Limited Scope Representation (LSR)
Limited scope representation (LSR) also known as "unbundled representation" and "limited scope assistance" is when the client and attorney select specific services to be provided rather than the "full package" of services that are traditionally offered by law firms. It's kind of like dining a la carte.
Examples of services performed by an attorney in limited scope representation in a divorce case include:
- Prepare the initial petition of divorce. While the attorney prepares the document you are the one that appears in court. You are considered pro-se litigant
- Coach the client on what needs to be done and when it needs to be done
- Prepare you for the discovery process. The attorney will work behind the scenes coaching you on such things as how to prepare a divorce inventory, how to hire experts if needed and advise you on what documents you need to prepare
- Review documents. The limited scope divorce attorney can review correspondence you are sending or have received from the opposing side as well as motions and pleadings you write or receive
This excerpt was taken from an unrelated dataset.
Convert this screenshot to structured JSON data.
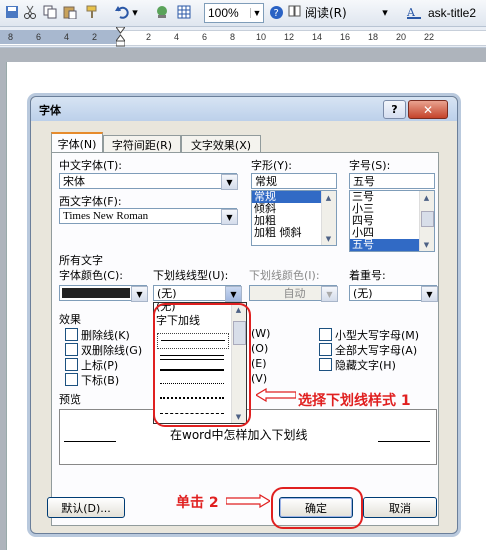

- Review the settlement agreement. If you can only afford to have an attorney do one thing this should be it. Once the settlement agreement is signed and entered into the record it is hard to change. A limited scope representation attorney will review the settlement agreement to insure that it is legal, fair and includes everything necessary
What the lawyer does not do is enter an appearance with the court or communicate with opposing counsel or the opposing party. You are completely responsible for the management of your case. You must abide by all court deadlines, file all the necessary pleadings, fully comply with all discovery requests, and communicate with the court and with opposing counsel
When NOT to use limited scope representation for your divorce:
- You believe your spouse to be dishonest
- You feel bullied by your spouse
- You are unaware of the finances of the marriage
- You are unable to deal with confrontation
- The marital assets are complicated, for example if there is a business to be valued for equitable distribution
If you are considering using limited scope representation or unbundled representation a good question to ask is if the court or judges in your jurisdiction are biased against pro se litigants. Even though it is your legal right to represent yourself you may run across judges who lose their patience with you or hold it against you that you are representing yourself.
That being said, if you decide to go the limited scope representation route you will probably have to enter into an unbundled fee agreement with the attorney. The agreement should state the following:
- The attorney will not appear in court
- The attorney will not speak with the opposing party, or opposing counsel
- The exact extent that the attorney will be involved
- The amount and terms of the fee to be paid by you
Hiring a Limited Scope Representation Attorney
More and more attorneys are now offering unbundled representation. Be sure that the attorney you hire is experienced in divorce and family law.
If you are just starting the divorce process and haven't had legal input, your initial session with the limited scope representation attorney can be of great help. Be sure have a checklist of any issues you'd like to cover so that you don't overlook anything.
When looking for Limited Scope Representation or unbundled services beware of the store front "firm" that offers el cheapo divorce. These are often paralegal services that will simply fill out forms and file the appropriate court documents. They cannot give legal advice.
With the average cost of a divorce being estimated at somewhere between $10,000 to 20,000 you can see the need and benefit of a service such as limited scope representation.
The following attorneys handle limited scope representation cases.
Please mention DivorceHQ.com when contacting them.